Adding caffeine was a different story. In perhaps the sketchiest way possible, we crushed 2.2 grams of pure caffeine pills into a white powder shortly before bottling and dissolved it into two cups of water. The final yield was 26 bottles, meaning there was around 85 milligrams of caffeine per bottle, or about the same as a shot of espresso. For safety and ease, we skipped using other supplements like taurine that are commonly found in energy drinks.
Finally came the flavor. This was perhaps the easiest part of the Four Loko clone. The goal was to essentially erase any semblance of beer taste at all, so we grabbed a tub of Kool-Aid. Oh yeah. To judge Kool-Aid powder’s effect on beer, we stirred some into a Coors light at increasing amounts until we found the beer-erasing flavor we were looking for. In his brewer’s notes, Clough wrote, “Tasted 1 scoop strawberry Kool-Aid in Coors Light, seemed like good fit.” In the end, we used one rounded tablespoon for every 8 ounces of brew.
Dipping my Toes into Flavor Town

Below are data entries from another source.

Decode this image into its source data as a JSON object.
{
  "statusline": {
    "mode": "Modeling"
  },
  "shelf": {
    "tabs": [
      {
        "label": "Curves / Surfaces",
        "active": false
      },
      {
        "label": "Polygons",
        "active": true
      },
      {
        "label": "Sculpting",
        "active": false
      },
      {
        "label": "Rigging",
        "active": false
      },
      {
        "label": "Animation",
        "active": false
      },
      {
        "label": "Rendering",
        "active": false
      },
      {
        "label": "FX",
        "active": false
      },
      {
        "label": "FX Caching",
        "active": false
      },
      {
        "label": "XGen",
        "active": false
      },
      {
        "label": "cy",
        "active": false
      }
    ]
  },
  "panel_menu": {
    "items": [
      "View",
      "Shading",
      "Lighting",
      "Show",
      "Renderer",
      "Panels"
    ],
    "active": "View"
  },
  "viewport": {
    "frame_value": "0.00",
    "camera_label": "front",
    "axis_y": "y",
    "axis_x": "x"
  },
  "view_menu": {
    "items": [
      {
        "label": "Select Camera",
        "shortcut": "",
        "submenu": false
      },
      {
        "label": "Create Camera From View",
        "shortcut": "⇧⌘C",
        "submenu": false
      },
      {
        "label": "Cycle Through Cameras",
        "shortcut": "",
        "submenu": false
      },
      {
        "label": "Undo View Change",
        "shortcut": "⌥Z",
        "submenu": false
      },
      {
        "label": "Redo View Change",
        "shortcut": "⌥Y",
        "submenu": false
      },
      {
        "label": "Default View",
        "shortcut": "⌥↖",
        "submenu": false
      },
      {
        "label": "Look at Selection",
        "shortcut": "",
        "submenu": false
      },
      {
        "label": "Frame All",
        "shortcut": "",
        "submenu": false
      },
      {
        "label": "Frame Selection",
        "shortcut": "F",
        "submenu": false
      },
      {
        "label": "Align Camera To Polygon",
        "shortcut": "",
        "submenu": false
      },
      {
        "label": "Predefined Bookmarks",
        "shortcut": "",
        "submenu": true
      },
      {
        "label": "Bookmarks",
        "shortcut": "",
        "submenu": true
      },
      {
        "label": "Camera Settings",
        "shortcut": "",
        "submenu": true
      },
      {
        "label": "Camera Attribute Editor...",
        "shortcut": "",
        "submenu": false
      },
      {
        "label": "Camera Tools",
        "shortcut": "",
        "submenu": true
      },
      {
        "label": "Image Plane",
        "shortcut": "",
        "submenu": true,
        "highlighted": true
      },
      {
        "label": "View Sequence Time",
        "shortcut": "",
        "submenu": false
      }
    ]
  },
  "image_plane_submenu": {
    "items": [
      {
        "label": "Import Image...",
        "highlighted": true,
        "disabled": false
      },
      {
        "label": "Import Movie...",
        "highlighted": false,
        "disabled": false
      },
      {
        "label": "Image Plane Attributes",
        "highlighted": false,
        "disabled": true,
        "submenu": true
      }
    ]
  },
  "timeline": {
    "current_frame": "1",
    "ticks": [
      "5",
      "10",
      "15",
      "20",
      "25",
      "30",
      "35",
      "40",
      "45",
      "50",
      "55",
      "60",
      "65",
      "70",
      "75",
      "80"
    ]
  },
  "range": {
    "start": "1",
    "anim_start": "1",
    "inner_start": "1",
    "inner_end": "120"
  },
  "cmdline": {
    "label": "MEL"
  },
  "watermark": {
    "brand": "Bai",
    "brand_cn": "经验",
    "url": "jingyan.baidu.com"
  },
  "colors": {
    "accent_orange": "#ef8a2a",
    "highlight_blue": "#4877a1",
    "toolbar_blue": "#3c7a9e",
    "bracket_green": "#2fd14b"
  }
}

The beer was bottled on October 17. I tried it the weekend before Halloween at a party while wearing a “Game of Thrones” dire wolf costume. Clough, dressed as a pineapple, brought a couple bottles and popped them open. The carbonation was wild, and deep pink bubbles rose up as he tilted the bottle and poured it into a glass.
The Four Loko clone was the same unhealthy pink color as I remembered Four Loko being. A thick head of off-pink foam graced the top and took ages to dissipate. The taste was surprisingly desert-like, kind of like a mouth-drying, carbonated Kool Aid. The main taste detractor was a slightly grainy quality that stuck in my throat that I blamed on the caffeine pills.
I finished my Four Loko and continued on with my night. There were no negative health effects, but I did stay up until 4 a.m. and somehow avoided falling asleep in the 40-minute Lyft on the way home. Whether that was due to the Four Loko or due to it being the Saturday before Halloween is up for debate. I stand by my decision.
10 pounds pilsner malt
2.5 pounds flaked maize
0.4 ounce of Magnum Pellets
1/2 teaspoon yeast nutrients
1/2 teaspoon Irish moss
2.2 grams caffeine
1 gram Côte des Blanc
1 package WLP Super High Gravity yeast
Mashed grains with 4.25 gallons of water that was adjusted with metabisulfite and lactic acid.
Mash for 60 minutes at 150 degrees Fahrenheit.
Collect 3.5 gallons after sparging with 1.5 gallons of water at 170 degrees.
Give a 15 minutes hot break, then add hops.
Add yeast nutrient and Irish moss at 20 minutes.
Add the yeast (pitching) and set the temperature to 65 degrees.
Adjust temperature for proper gravity.
Add 2 grams of gelatin.
Leave at room temperature for two hours before bottling.
Bottle with 1 gram of Côte des Blanc, 24 servings of strawberry Kool-Aid, and 2.2 grams of caffeine dissolved into 2 cups of water.
Yield: 26, 12-ounce bottles of night-changing, homemade Four Loko
*A note on the brewing instructions: I’m not an experienced homebrewer. My role largely consisted of picking things up and putting them down, stirring, and drinking beer on the sidelines. While these directions were taken straight from the brewer’s notes, neither I nor VinePair can suggest making your own.